And a follow-up question is: If you want to be autonomous, if you want the teacher to be autonomous, how can this be achieved if there are so many guidelines that are set for teachers?
ANSWER to the second question
Dra. Bertha Rodríguez
Certainly ... well, with the second question. Indeed, we have a problem with academic freedom at the National Autonomous University of Mexico: there are many regulations, there is a university legislation that must be complied with, there is a very strong structure; but we must know how to adapt the autonomy that the academic has to be able to teach his subject, to be able to teach his class and not get out of that legislation, of that legal framework that sometimes seems excessively rigid. (That is the second).
ANSWER to the first question
Dra. Bertha Rodríguez

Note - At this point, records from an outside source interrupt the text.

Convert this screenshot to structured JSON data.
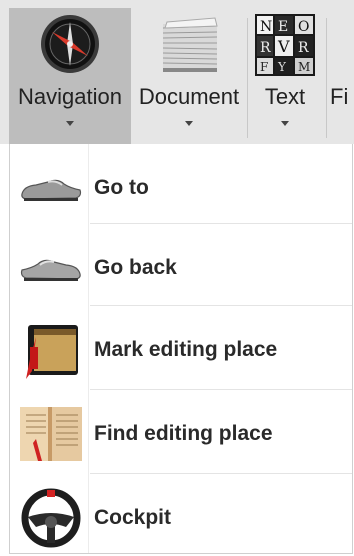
{
  "ribbon": {
    "buttons": [
      {
        "label": "Navigation",
        "icon": "compass-icon",
        "active": true
      },
      {
        "label": "Document",
        "icon": "paper-stack-icon"
      },
      {
        "label": "Text",
        "icon": "letters-icon"
      },
      {
        "label": "Fi",
        "icon": ""
      }
    ]
  },
  "menu": {
    "items": [
      {
        "label": "Go to",
        "icon": "shoe-icon"
      },
      {
        "label": "Go back",
        "icon": "shoe-back-icon"
      },
      {
        "label": "Mark editing place",
        "icon": "book-bookmark-icon"
      },
      {
        "label": "Find editing place",
        "icon": "open-book-icon"
      },
      {
        "label": "Cockpit",
        "icon": "steering-wheel-icon"
      }
    ]
  },
  "colors": {
    "ribbon_bg": "#e6e6e6",
    "active_bg": "#bdbdbd",
    "menu_text": "#2a2a2a"
  }
}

Precisely the issues .... give a value to all the knowledge that the academic has, in a way which the class can be taught, and not be subject to the productive system; because suddenly what the university did was to assemble what the productive system needs, and nothing else but assemble and assemble, and not give that freedom to the whole educational system; It should also be linked to the basic system, the secondary system, to the graduate level, taking into account the national needs of the country, not the needs of the productive sector, which speaks to us of competitiveness and (as the panelists said ) not accumulating any more knowledge and working for a purpose, which is to be productive and not to develop respect for human rights, respect for Mother Earth, respect in any case for the environment in general and respect for the community. I believe that the lack of values and daily basis work is what causes quality of education to not be evaluated, it is what causes us to do nothing more than assemble knowledge and research.
One last question, doctor Restrepo: What do you think about the Peace Process in Colombia? And what does it take to be successful?
Dr. Néstor David Restrepo Bonnett
They are not recording, right? [Laughs]
I am a very strong defender of the peace process in my country. It was necessary, and we could not give ourselves the right to continue extending a reality.
I have not known - at least in what I have studied in many years of academia - a peace process that is perfect; and we should know the social, political and economic context of what Colombia means today to really understand that peace process.
What is required to be successful? Not only that it be a process of peace that depends on the current government -as it has been tried at some time-, but that the conclusions or the consequences of this, also go with the possibility of the transformation of those who were previously in the rank of an armed group.
I, in my academic discussions, never use the word post-conflict, I prefer to talk about post-agreement. We in Colombia have different groups outside the law; Negotiations were made with one of them, but others are missing.
To this we must add a correct pedagogy of what a peace process means. Unfortunately, as it was presented at a national and international level many of our people thought that it was signed and the next day the sun would come out differently, there were no other problems, the social conflict was going to end; it is always going to exist, it is part of the human process.
Then, a peace process with a correct pedagogy, that involves certain realities in the territory but that in turn provides opportunities for the demobilized, so that in this contradiction to move from the guerrilla rank to become part of the citizenship, and have academic, economic, labor, family opportunities, will provide, in some way, the necessary and sufficient tools to speak of a stable and lasting agreement.
Thank you very much, Dr. Restrepo. And with this answer we have finished the session of Table # 1, of Education for Peace: Pedagogical Innovations.